By Associated PressDecember 15, 2017, 2:04 pm

JAKARTA, Indonesia - Justin Rose completed the final two holes of his second round early Saturday for a 3-under 69 and a one-stroke lead at the Indonesian Masters.

Rose, who had a first-round 62, was among a quarter of the field forced off the Royale Jakarta Golf Club course after weather delays on Friday.

The Englishman, who bogeyed his last hole, had a two-round total of 13-under 131.

Kiradech Aphibarnrat, who completed his 64 on Friday, was in second place.

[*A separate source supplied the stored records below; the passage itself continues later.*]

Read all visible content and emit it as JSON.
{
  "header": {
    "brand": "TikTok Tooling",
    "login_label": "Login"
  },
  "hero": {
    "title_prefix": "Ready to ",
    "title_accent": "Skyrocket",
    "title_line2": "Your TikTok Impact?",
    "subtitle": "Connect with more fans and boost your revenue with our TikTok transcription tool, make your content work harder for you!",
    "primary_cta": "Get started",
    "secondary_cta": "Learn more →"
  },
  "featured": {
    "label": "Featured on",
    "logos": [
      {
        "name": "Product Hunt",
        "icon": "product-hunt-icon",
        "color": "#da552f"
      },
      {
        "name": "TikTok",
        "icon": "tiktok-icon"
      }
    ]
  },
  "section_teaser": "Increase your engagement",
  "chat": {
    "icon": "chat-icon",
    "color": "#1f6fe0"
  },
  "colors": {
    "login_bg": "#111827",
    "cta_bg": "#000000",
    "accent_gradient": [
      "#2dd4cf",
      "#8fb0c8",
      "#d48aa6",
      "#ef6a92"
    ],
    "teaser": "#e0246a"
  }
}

Brandt Snedeker withdrew with apparent heat exhaustion on Friday on the 11th hole of the second round. Ranked 51st in the world, he flew to Jakarta looking to move inside the top 50 by the end of the year and ensure a spot in next year's Masters. He has been affected by a rib-sternum injury for most of the season.